Action item:
Check every line of the records below for the string "JSON" and copy the ones that have it.

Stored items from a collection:
........

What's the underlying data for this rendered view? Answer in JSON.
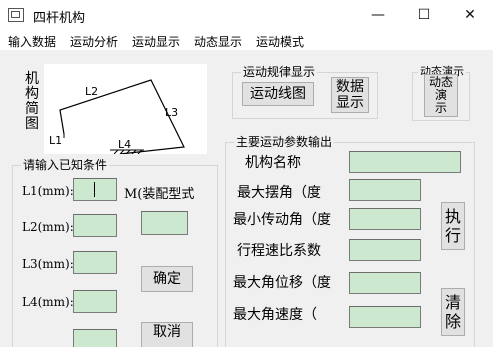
{
  "window": {
    "title": "四杆机构",
    "minimize_glyph": "—",
    "maximize_glyph": "☐",
    "close_glyph": "✕"
  },
  "menu": [
    "输入数据",
    "运动分析",
    "运动显示",
    "动态显示",
    "运动模式"
  ],
  "diagram": {
    "caption_chars": [
      "机",
      "构",
      "简",
      "图"
    ],
    "link_labels": {
      "l1": "L1",
      "l2": "L2",
      "l3": "L3",
      "l4": "L4"
    }
  },
  "motion_law_group": {
    "title": "运动规律显示",
    "line_button": "运动线图",
    "data_button": [
      "数据",
      "显示"
    ]
  },
  "animation_group": {
    "title": "动态演示",
    "button": [
      "动态",
      "演",
      "示"
    ]
  },
  "known_conditions": {
    "title": "请输入已知条件",
    "fields": [
      {
        "label": "L1(mm):",
        "value": ""
      },
      {
        "label": "L2(mm):",
        "value": ""
      },
      {
        "label": "L3(mm):",
        "value": ""
      },
      {
        "label": "L4(mm):",
        "value": ""
      }
    ],
    "assembly_label": "M(装配型式",
    "assembly_value": "",
    "confirm_button": "确定",
    "cancel_button": "取消"
  },
  "output_group": {
    "title": "主要运动参数输出",
    "rows": [
      {
        "label": "机构名称",
        "value": ""
      },
      {
        "label": "最大摆角（度",
        "value": ""
      },
      {
        "label": "最小传动角（度",
        "value": ""
      },
      {
        "label": "行程速比系数",
        "value": ""
      },
      {
        "label": "最大角位移（度",
        "value": ""
      },
      {
        "label": "最大角速度（",
        "value": ""
      }
    ],
    "execute_button": [
      "执",
      "行"
    ],
    "clear_button": [
      "清",
      "除"
    ]
  }
}
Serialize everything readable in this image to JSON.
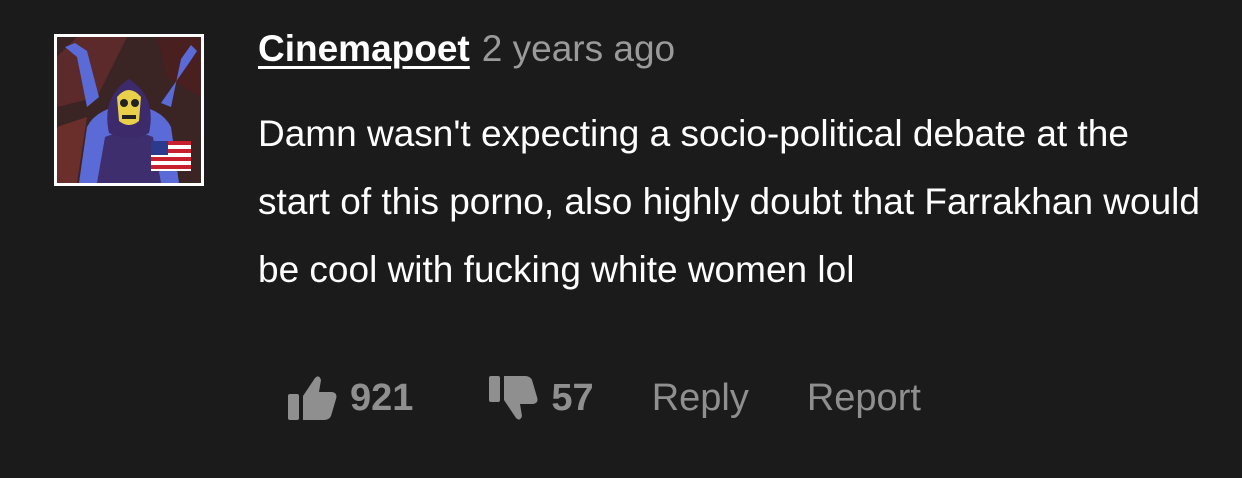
{
  "comment": {
    "username": "Cinemapoet",
    "timestamp": "2 years ago",
    "body": "Damn wasn't expecting a socio-political debate at the start of this porno, also highly doubt that Farrakhan would be cool with fucking white women lol",
    "avatar_icon": "skeletor-avatar-with-us-flag"
  },
  "actions": {
    "upvote_icon": "thumbs-up-icon",
    "upvote_count": "921",
    "downvote_icon": "thumbs-down-icon",
    "downvote_count": "57",
    "reply_label": "Reply",
    "report_label": "Report"
  },
  "colors": {
    "background": "#1b1b1b",
    "text": "#ffffff",
    "muted": "#9a9a9a",
    "action": "#8f8f8f"
  }
}
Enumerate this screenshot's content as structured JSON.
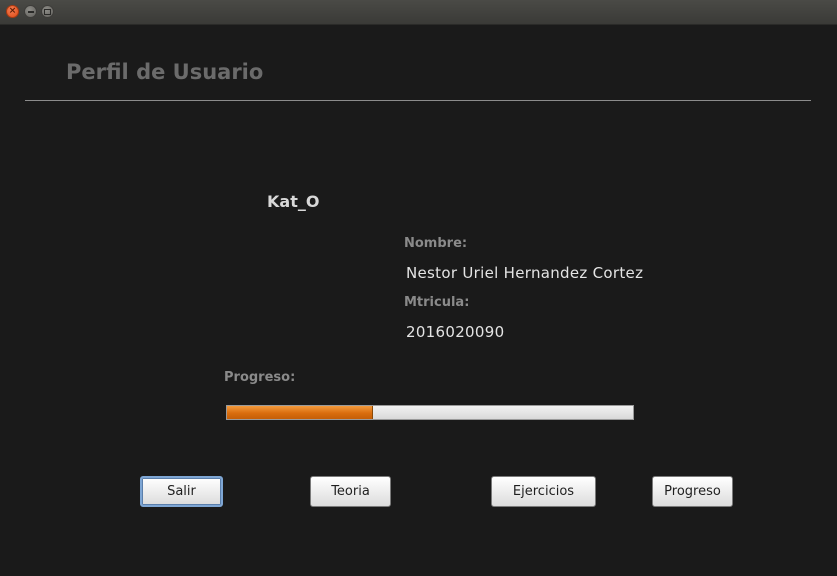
{
  "window": {
    "controls": {
      "close_icon": "close-icon",
      "minimize_icon": "minimize-icon",
      "maximize_icon": "maximize-icon"
    }
  },
  "header": {
    "title": "Perfil de Usuario"
  },
  "profile": {
    "username": "Kat_O",
    "name_label": "Nombre:",
    "name_value": "Nestor Uriel Hernandez Cortez",
    "matricula_label": "Mtricula:",
    "matricula_value": "2016020090"
  },
  "progress": {
    "label": "Progreso:",
    "fraction": 0.36,
    "fill_color": "#d96d0e"
  },
  "buttons": {
    "salir": "Salir",
    "teoria": "Teoria",
    "ejercicios": "Ejercicios",
    "progreso": "Progreso"
  }
}
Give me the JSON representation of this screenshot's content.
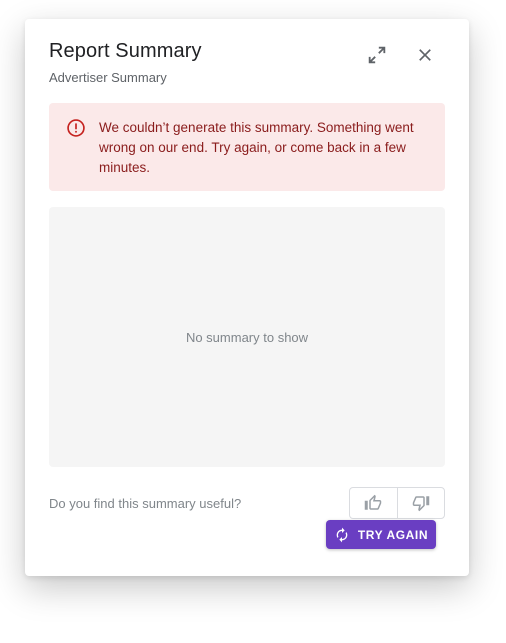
{
  "dialog": {
    "title": "Report Summary",
    "subtitle": "Advertiser Summary",
    "icons": {
      "expand": "expand-icon",
      "close": "close-icon"
    }
  },
  "error": {
    "icon": "error-icon",
    "message": "We couldn’t generate this summary. Something went wrong on our end. Try again, or come back in a few minutes.",
    "color": "#8a1c1c",
    "background": "#fbe9e9"
  },
  "summary": {
    "empty_text": "No summary to show"
  },
  "feedback": {
    "question": "Do you find this summary useful?",
    "thumbs_up_icon": "thumbs-up-icon",
    "thumbs_down_icon": "thumbs-down-icon"
  },
  "actions": {
    "try_again_label": "TRY AGAIN",
    "try_again_icon": "refresh-icon",
    "accent_color": "#6a3ec2"
  }
}
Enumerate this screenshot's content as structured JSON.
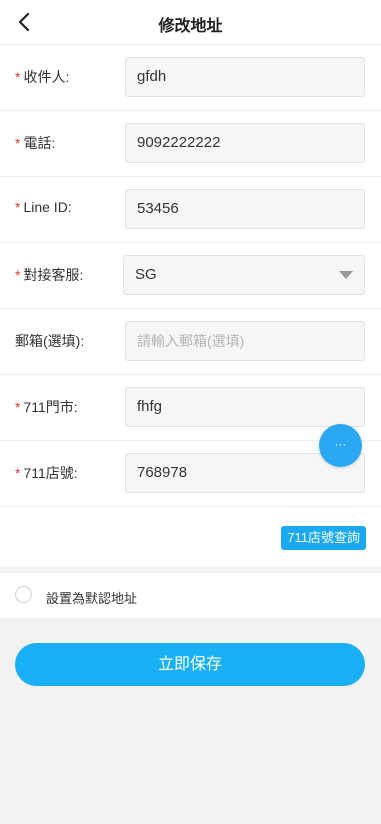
{
  "header": {
    "title": "修改地址",
    "back_icon": "chevron-left-icon"
  },
  "form": {
    "recipient": {
      "required_mark": "*",
      "label": "收件人:",
      "value": "gfdh"
    },
    "phone": {
      "required_mark": "*",
      "label": "電話:",
      "value": "9092222222"
    },
    "line_id": {
      "required_mark": "*",
      "label": "Line ID:",
      "value": "53456"
    },
    "service": {
      "required_mark": "*",
      "label": "對接客服:",
      "value": "SG"
    },
    "email": {
      "label": "郵箱(選填):",
      "placeholder": "請輸入郵箱(選填)"
    },
    "store": {
      "required_mark": "*",
      "label": "711門市:",
      "value": "fhfg"
    },
    "store_no": {
      "required_mark": "*",
      "label": "711店號:",
      "value": "768978"
    },
    "lookup_button": "711店號查詢"
  },
  "default_address": {
    "label": "設置為默認地址"
  },
  "save_button": "立即保存",
  "floating_button": {
    "label": "···"
  },
  "colors": {
    "accent": "#1ab0f5",
    "required": "#e53935"
  }
}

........

Solution for this problem:
What's the underlying data for this rendered view? Answer in JSON.
Serialize everything readable in this image to JSON.
Enumerate this screenshot's content as structured JSON.
Give me the JSON representation of this screenshot's content.
Enumerate this screenshot's content as structured JSON.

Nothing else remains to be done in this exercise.